▸ WHAT THE EXERCISE ASKS
Scan the lines below for the word "username". Copy each line you find it in.

▸ SUPPLIED DATA
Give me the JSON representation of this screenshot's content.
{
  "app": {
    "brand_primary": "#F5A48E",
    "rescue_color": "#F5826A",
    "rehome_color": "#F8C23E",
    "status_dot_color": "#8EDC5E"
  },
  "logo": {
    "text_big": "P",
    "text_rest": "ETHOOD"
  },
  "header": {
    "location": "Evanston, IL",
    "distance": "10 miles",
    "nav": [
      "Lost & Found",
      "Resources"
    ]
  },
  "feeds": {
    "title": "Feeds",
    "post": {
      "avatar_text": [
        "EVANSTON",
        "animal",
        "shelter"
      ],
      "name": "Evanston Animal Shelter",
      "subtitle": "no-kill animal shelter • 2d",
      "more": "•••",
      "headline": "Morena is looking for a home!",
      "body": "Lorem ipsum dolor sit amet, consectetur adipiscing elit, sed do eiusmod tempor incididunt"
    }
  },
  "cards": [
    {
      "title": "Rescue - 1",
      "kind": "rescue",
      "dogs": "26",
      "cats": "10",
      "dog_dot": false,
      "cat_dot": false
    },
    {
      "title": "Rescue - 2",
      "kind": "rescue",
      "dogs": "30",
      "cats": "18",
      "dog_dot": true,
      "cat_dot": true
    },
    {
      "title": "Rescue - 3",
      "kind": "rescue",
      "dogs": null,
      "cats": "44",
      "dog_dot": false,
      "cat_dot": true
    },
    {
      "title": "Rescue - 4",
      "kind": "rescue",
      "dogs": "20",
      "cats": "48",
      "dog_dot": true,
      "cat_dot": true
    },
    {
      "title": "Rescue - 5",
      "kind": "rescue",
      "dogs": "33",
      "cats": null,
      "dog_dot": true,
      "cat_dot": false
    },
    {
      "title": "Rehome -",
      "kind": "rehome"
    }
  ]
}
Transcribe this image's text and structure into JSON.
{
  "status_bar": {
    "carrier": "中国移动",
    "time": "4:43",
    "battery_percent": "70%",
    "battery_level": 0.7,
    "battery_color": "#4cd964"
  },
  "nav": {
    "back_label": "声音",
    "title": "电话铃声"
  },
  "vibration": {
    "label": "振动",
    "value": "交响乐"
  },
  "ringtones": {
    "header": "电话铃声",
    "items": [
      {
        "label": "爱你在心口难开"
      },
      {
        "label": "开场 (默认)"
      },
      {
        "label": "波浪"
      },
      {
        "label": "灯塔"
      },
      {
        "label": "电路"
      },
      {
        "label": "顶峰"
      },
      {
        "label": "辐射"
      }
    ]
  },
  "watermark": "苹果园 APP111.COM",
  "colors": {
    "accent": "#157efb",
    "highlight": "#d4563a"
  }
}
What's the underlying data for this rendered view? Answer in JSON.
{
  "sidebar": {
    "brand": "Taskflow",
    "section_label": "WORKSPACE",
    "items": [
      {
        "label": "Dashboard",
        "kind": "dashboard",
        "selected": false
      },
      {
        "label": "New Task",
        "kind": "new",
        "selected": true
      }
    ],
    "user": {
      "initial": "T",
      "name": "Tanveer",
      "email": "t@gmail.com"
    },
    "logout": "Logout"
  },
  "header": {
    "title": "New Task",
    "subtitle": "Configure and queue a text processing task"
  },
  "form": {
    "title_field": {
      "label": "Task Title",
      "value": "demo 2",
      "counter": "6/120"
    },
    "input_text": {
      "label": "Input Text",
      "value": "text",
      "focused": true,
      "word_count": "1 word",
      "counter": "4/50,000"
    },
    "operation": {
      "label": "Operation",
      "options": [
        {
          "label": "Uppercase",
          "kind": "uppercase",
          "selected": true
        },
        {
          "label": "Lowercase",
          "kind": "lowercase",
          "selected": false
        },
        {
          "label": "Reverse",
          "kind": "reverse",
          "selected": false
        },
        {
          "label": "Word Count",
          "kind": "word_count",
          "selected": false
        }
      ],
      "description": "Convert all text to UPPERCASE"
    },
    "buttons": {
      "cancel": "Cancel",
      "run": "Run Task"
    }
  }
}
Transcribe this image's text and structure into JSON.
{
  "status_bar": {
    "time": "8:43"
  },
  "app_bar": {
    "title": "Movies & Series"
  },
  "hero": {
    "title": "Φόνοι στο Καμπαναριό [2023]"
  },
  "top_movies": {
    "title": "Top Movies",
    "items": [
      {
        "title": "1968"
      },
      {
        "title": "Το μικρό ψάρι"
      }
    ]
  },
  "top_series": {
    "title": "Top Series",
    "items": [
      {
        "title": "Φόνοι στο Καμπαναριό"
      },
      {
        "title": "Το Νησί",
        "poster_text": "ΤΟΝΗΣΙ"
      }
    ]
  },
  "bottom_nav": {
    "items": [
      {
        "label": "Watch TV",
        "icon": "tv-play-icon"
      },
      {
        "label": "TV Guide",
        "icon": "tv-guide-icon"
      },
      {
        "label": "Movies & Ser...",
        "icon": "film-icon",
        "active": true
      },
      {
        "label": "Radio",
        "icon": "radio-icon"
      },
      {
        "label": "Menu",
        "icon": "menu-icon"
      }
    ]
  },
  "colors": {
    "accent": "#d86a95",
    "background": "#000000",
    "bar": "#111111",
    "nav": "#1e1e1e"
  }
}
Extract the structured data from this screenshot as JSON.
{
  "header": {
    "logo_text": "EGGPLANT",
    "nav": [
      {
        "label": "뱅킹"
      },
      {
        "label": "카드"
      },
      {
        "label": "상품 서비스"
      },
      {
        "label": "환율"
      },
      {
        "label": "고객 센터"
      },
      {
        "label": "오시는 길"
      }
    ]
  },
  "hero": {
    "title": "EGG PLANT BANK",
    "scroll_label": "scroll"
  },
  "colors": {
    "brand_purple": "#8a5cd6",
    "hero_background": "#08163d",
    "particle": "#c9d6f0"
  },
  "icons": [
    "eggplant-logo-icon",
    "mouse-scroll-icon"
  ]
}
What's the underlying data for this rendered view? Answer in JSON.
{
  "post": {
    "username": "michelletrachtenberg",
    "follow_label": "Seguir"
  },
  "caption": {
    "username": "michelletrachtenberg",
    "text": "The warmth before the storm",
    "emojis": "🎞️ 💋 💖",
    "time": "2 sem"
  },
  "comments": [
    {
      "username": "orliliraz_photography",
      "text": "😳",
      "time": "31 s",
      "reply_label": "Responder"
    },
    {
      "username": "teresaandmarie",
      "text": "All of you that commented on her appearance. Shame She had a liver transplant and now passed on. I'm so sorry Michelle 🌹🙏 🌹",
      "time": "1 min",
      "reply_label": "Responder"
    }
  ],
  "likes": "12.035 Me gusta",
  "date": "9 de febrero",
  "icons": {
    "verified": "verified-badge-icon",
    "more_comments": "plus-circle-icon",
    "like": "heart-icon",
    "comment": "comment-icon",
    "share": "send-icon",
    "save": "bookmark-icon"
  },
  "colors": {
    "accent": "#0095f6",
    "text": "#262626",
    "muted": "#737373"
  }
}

▸ FINISHED EXERCISE
    "username": "michelletrachtenberg",
    "username": "michelletrachtenberg",
      "username": "orliliraz_photography",
      "username": "teresaandmarie",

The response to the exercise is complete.